Lloydminster, SK –
The Border Tribal Council and the Saskatchewan Indian Gaming Authority (SIGA) held a sod turning ceremony today to mark the official groundbreaking for the Lloydminster casino development – this will be SIGA’s seventh entertainment destination in Saskatchewan.
Chiefs Wallace Fox and Wayne Semaganis, from Onion Lake Cree Nation and Little Pine First Nation, respectively, on behalf of the Border Tribal Council revealed plans for the Eagle Park West development and reaffirmed their eagerness to expedite construction of the new casino.
Chief Reginald Bellerose, Board Chair for the Saskatchewan Indian Gaming Authority, speaks to the key partnerships involved.
“On behalf of SIGA, we’re excited to officially be in the ground and to continue working with the Border Tribal Council to make this development a reality. This casino will not only benefit the community of Lloydminster but all First Nations of Saskatchewan, and is only possible through the positive partnerships between the FSIN, Border Tribal Council, Little Pine First Nation and the City of Lloydminster.”

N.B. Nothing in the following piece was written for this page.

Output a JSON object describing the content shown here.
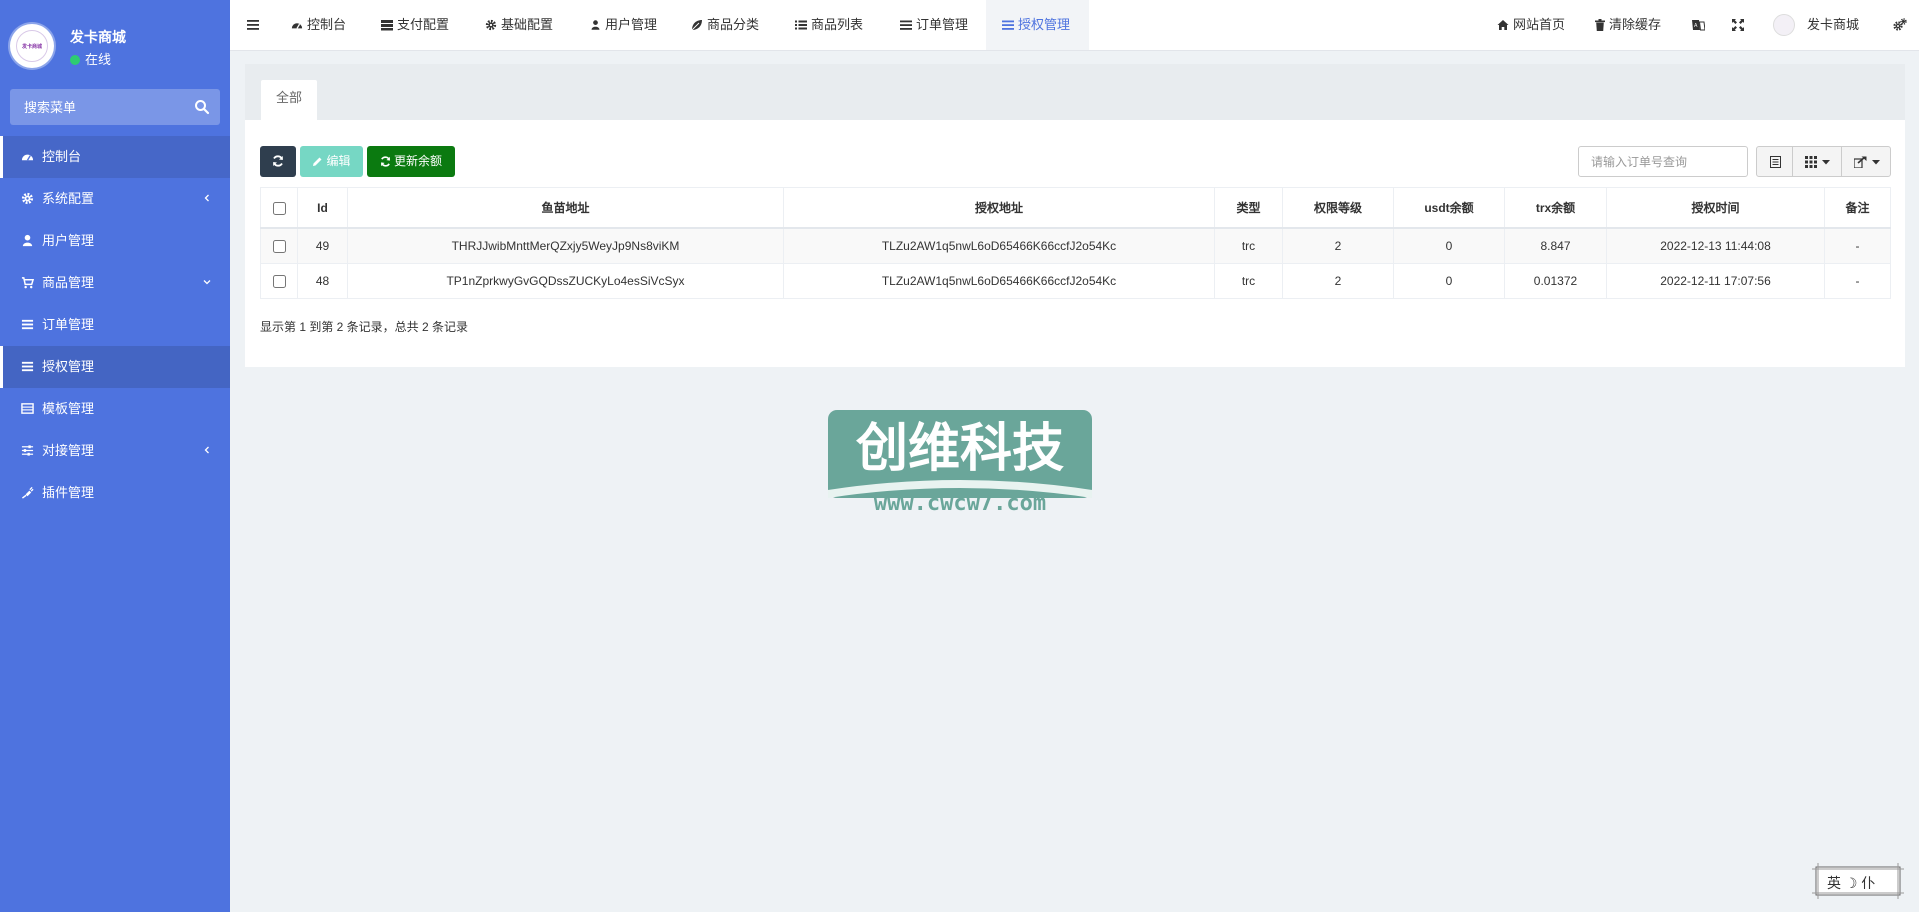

The land for the development is owned by Little Pine First Nation, which is responsible for site development. The casino property will be leased to SIGA by the Border Tribal Council, the facility landlord, which will be responsible, alongside SIGA, for the facility development. SIGA will operate the casino and follow the same profit distribution model as its other six casinos as outlined in the Gaming Framework Agreement, with profits being administered by the Province of Saskatchewan.

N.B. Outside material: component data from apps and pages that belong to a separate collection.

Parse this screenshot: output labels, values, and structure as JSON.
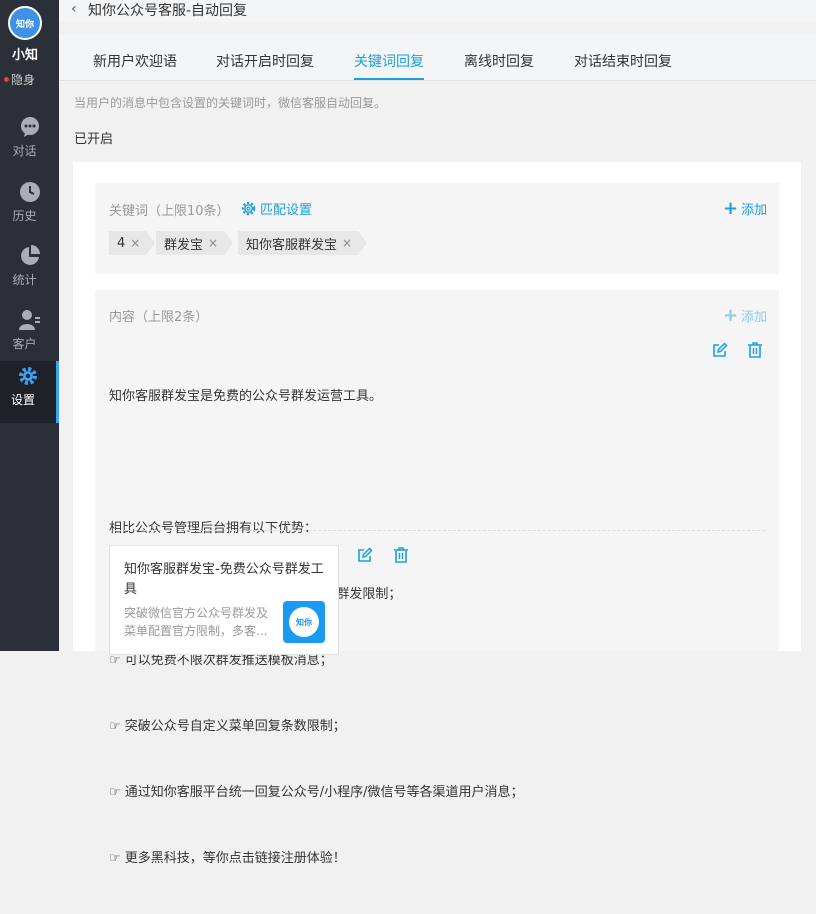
{
  "sidebar": {
    "user_name": "小知",
    "avatar_logo": "知你",
    "status": "隐身",
    "items": [
      {
        "label": "对话",
        "icon": "chat-icon"
      },
      {
        "label": "历史",
        "icon": "clock-icon"
      },
      {
        "label": "统计",
        "icon": "pie-chart-icon"
      },
      {
        "label": "客户",
        "icon": "user-list-icon"
      },
      {
        "label": "设置",
        "icon": "gear-icon",
        "active": true
      }
    ]
  },
  "header": {
    "back_icon": "‹",
    "title": "知你公众号客服-自动回复"
  },
  "tabs": [
    {
      "label": "新用户欢迎语"
    },
    {
      "label": "对话开启时回复"
    },
    {
      "label": "关键词回复",
      "active": true
    },
    {
      "label": "离线时回复"
    },
    {
      "label": "对话结束时回复"
    }
  ],
  "hint": "当用户的消息中包含设置的关键词时，微信客服自动回复。",
  "status_text": "已开启",
  "keywords": {
    "title": "关键词（上限10条）",
    "match_settings": "匹配设置",
    "add_label": "添加",
    "tags": [
      "4",
      "群发宝",
      "知你客服群发宝"
    ],
    "remove_symbol": "×"
  },
  "content": {
    "title": "内容（上限2条）",
    "add_label": "添加",
    "message_lines": [
      "知你客服群发宝是免费的公众号群发运营工具。",
      "",
      "相比公众号管理后台拥有以下优势：",
      "☞ 突破订阅号一天1次，服务号每月4次群发限制；",
      "☞ 可以免费不限次群发推送模板消息；",
      "☞ 突破公众号自定义菜单回复条数限制；",
      "☞ 通过知你客服平台统一回复公众号/小程序/微信号等各渠道用户消息；",
      "☞ 更多黑科技，等你点击链接注册体验！"
    ],
    "article": {
      "title": "知你客服群发宝-免费公众号群发工具",
      "description": "突破微信官方公众号群发及菜单配置官方限制，多客...",
      "thumb_logo": "知你"
    }
  },
  "colors": {
    "accent": "#1aa1de",
    "sidebar_bg": "#2b2f37",
    "status_dot": "#e0443e"
  }
}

50% is shared with the First Nations Trust which is distributed to Saskatchewan First Nation communities;
25% is shared with regional Community Development Corporations (CDCs) which are situated in the casino locations and benefit local initiatives;
25% is shared with the provincial government’s General Revenue Fund.

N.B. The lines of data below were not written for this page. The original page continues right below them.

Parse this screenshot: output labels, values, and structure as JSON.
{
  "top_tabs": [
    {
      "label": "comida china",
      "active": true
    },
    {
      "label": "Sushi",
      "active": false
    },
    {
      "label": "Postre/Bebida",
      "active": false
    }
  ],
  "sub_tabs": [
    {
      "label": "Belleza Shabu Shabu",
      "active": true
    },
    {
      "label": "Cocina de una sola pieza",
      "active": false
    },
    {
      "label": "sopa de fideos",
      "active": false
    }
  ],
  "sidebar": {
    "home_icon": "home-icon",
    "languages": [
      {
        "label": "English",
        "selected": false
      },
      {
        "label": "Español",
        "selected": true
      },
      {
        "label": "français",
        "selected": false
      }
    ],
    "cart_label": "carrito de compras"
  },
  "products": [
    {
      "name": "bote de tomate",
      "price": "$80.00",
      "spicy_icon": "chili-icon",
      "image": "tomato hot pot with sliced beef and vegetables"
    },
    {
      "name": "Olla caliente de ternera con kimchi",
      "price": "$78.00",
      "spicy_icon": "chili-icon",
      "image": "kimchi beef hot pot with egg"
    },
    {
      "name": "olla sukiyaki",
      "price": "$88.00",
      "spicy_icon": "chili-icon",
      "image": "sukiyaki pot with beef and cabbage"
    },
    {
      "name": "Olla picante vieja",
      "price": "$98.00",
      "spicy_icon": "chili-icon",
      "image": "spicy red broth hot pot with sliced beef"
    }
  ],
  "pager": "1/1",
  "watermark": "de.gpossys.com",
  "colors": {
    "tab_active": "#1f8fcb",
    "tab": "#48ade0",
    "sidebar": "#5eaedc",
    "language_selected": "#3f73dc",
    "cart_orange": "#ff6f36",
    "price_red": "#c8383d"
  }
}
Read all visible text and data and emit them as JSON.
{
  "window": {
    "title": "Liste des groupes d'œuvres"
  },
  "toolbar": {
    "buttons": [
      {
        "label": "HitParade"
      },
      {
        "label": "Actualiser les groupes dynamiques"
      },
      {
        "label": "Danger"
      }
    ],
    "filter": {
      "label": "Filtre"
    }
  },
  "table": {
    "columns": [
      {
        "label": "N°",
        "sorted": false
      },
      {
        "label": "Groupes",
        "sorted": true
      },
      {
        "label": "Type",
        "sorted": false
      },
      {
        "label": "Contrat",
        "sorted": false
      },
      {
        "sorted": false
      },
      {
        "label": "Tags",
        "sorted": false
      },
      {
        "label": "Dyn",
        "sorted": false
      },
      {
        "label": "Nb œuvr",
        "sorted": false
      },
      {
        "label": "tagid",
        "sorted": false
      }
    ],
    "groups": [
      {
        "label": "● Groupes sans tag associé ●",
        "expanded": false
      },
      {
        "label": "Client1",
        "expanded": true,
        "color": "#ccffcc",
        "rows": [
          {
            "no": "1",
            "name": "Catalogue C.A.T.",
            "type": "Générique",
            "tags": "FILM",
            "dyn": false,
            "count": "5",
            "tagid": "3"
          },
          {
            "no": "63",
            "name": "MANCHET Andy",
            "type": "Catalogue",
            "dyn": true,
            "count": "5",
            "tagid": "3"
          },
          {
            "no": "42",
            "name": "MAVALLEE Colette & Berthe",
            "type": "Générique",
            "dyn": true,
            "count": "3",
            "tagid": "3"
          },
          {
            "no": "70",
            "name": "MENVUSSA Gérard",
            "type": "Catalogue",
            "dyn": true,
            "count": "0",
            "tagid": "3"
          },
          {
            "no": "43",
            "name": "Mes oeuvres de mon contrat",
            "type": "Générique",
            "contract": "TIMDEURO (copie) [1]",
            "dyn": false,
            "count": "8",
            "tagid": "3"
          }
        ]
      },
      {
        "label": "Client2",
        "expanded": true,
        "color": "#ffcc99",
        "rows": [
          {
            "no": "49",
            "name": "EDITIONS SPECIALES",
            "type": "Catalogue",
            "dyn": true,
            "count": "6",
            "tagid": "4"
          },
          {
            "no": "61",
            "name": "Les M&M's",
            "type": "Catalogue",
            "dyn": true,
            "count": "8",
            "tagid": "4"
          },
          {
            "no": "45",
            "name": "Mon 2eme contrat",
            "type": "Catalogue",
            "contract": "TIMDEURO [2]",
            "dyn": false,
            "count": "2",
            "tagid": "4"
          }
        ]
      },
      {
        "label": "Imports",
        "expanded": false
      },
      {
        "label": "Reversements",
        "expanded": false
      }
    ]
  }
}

“The new casino will have significant benefits for Lloydminster – it will create local employment, provide funding for city services, non-profit and charitable organizations, and it will support local businesses through service agreements and by attracting tourism dollars to the community,” says Zane Hansen, President and CEO, Saskatchewan Indian Gaming Authority.
Participating in the sod turning ceremony were First Nation Elders, representatives from the FSIN, Border Tribal Council, Onion Lake Cree Nation, Little Pine First Nation, the Saskatchewan Indian Gaming Authority, and from various levels of government.
SIGA continues to strengthen the lives of First Nation people through employment, economic growth and community relations. SIGA operates six other casinos in Saskatchewan in North Battleford, Prince Albert, Saskatoon, Swift Current, Yorkton and on the White Bear First Nation near Carlyle. SIGA’s casinos offer a distinctive First Nations entertainment experience that reflects the traditional aspects of First Nations heritage and hospitality.